First edition. [vi], 134, [2, ads] pp. 1 vols. 8vo. Presentation Copy from William Morris to John Ruskin. Publisher's blue-green cloth, front cover stamped in gilt with title and floral design. Spine cloth worn and split, loss at tail end, front joint cracked. In custom green morocco-backed slipcase and chemise. Buxton Forman 37. Item #304294
Presentation copy, inscribed on the front free endpaper, "John Ruskin/ from his friend/ William Morris."
An extraordinary presentation copy, inscribed by William Morris (1834-1896) to his spiritual mentor, John Ruskin (1819-1900), of whom he said, "Ruskin is the first comer, the inventor." Morris first read Ruskin while at Oxford in the 1850s and described the discovery of Ruskin’s works as a “revelation”. Morris would gather his friends to read aloud from The Seven Lamps of Architecture, Modern Painters, and The Stones of Venice.
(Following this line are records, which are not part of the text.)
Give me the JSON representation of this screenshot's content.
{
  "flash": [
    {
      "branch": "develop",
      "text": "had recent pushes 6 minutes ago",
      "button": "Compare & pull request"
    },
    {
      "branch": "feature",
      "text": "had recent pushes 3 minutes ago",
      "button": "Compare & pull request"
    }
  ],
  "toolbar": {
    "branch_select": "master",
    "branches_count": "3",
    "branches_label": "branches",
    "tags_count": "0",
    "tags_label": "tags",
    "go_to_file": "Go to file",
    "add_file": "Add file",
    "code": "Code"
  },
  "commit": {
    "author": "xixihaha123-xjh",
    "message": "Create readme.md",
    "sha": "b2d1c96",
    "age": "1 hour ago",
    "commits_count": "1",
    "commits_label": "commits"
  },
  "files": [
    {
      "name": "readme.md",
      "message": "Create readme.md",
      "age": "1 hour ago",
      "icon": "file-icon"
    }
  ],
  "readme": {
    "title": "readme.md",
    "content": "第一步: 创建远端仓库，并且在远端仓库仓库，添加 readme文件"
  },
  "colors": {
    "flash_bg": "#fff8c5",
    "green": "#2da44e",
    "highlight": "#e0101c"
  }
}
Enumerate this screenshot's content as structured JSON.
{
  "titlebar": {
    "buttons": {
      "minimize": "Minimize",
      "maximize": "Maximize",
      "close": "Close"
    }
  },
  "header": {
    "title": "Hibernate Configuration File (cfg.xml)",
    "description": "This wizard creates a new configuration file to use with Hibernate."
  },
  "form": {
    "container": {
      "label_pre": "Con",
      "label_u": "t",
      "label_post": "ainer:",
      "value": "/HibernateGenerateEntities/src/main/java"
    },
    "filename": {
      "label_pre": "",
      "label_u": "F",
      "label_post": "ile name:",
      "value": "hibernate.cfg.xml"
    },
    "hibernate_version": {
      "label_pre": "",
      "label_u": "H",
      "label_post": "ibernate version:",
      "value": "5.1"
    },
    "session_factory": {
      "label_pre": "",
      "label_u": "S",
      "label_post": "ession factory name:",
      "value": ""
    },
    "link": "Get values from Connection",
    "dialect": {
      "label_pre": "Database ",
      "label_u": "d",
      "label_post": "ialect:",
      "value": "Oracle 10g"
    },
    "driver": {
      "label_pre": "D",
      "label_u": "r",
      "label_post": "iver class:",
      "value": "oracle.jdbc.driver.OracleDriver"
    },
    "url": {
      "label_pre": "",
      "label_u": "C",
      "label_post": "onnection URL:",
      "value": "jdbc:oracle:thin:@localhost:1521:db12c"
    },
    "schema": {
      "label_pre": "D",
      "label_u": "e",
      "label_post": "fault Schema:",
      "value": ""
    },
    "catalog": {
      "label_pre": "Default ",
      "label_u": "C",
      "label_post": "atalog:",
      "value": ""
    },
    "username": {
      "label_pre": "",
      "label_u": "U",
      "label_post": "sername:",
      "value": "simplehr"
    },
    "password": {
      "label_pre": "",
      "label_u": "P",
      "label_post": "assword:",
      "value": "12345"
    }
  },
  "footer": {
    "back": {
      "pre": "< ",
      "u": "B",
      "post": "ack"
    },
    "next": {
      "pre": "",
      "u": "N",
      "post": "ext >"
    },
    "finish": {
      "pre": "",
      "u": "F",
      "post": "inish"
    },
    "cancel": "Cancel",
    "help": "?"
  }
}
Of the chapter “‘On the nature of Gothic architecture” from the latter work, Morris wrote, “To some of us when we first read it … it seemed to point out a new road on which the world should travel.” The work inspired Morris’s tour of the Gothic cathedrals of France in 1855 and his decision to forgo the church for the study of architecture. Ruskin had articulated modern British society’s harmful separation of labor from intellect — it would fall to Morris, in his varied artistic and political projects, to reunite artisanship, creativity, and labor under the mantle of the Arts & Crafts movement. “Morris always insisted that Ruskin came at the right time and that he was the prime mover in the turning of the tide away from a blind faith in materialist progress and towards a perception of the damage to society this implied" (MacCarthy, William Morris, pp. 69-70).
Price: $12,500.00 Free International Delivery